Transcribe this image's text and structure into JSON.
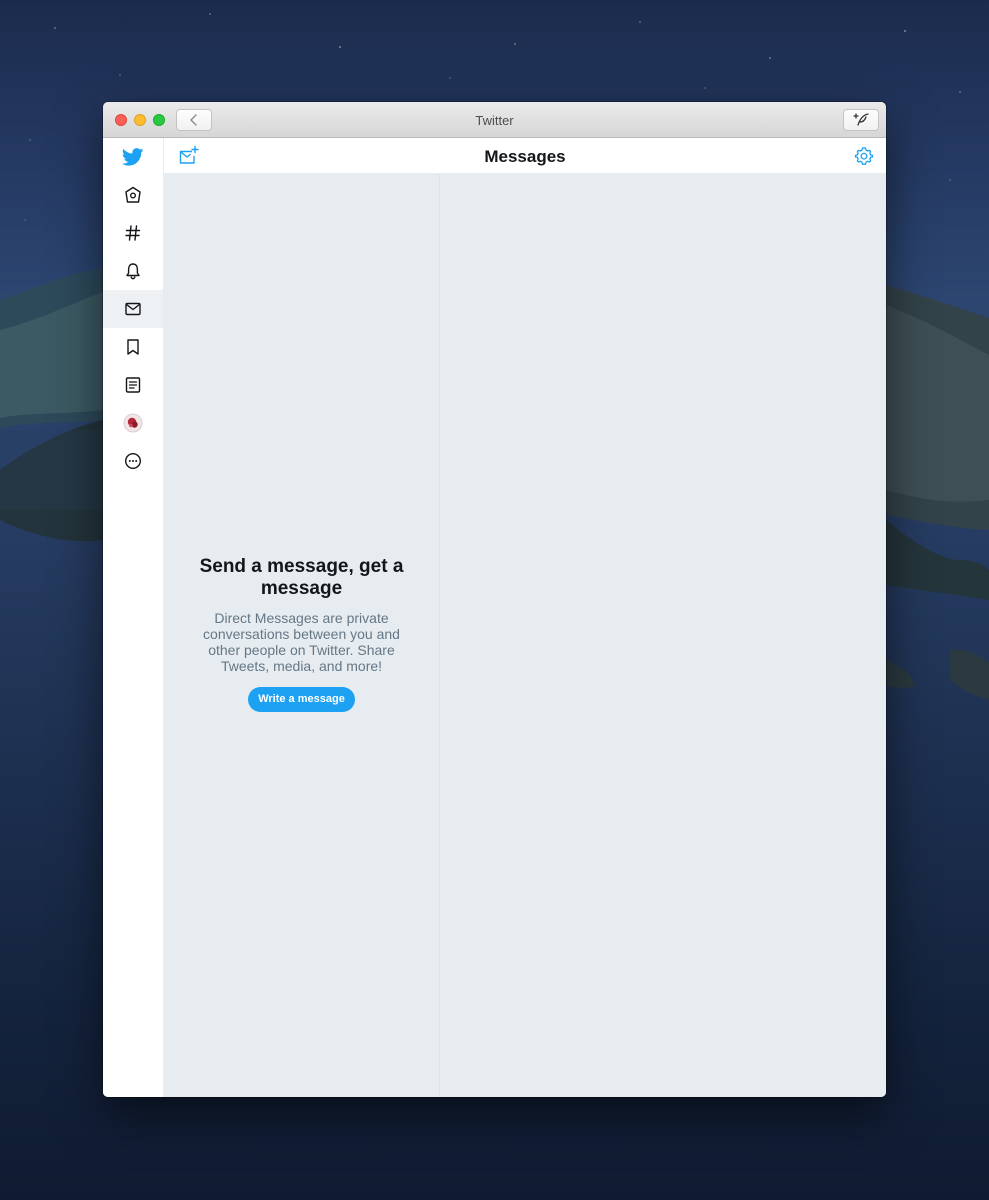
{
  "window": {
    "title": "Twitter"
  },
  "sidebar": {
    "items": [
      {
        "name": "twitter-logo"
      },
      {
        "name": "home"
      },
      {
        "name": "explore"
      },
      {
        "name": "notifications"
      },
      {
        "name": "messages",
        "active": true
      },
      {
        "name": "bookmarks"
      },
      {
        "name": "lists"
      },
      {
        "name": "profile"
      },
      {
        "name": "more"
      }
    ]
  },
  "header": {
    "title": "Messages"
  },
  "empty_state": {
    "title": "Send a message, get a message",
    "body": "Direct Messages are private conversations between you and other people on Twitter. Share Tweets, media, and more!",
    "button_label": "Write a message"
  },
  "colors": {
    "accent": "#1da1f2",
    "pane_background": "#e6ecf0",
    "text_primary": "#14171a",
    "text_secondary": "#657786"
  }
}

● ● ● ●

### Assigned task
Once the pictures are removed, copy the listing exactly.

### Solved exercise
Transcribe this image's text and structure into JSON.
{
  "window": {
    "title": "Twitter"
  },
  "sidebar": {
    "items": [
      {
        "name": "twitter-logo"
      },
      {
        "name": "home"
      },
      {
        "name": "explore"
      },
      {
        "name": "notifications"
      },
      {
        "name": "messages",
        "active": true
      },
      {
        "name": "bookmarks"
      },
      {
        "name": "lists"
      },
      {
        "name": "profile"
      },
      {
        "name": "more"
      }
    ]
  },
  "header": {
    "title": "Messages"
  },
  "empty_state": {
    "title": "Send a message, get a message",
    "body": "Direct Messages are private conversations between you and other people on Twitter. Share Tweets, media, and more!",
    "button_label": "Write a message"
  },
  "colors": {
    "accent": "#1da1f2",
    "pane_background": "#e6ecf0",
    "text_primary": "#14171a",
    "text_secondary": "#657786"
  }
}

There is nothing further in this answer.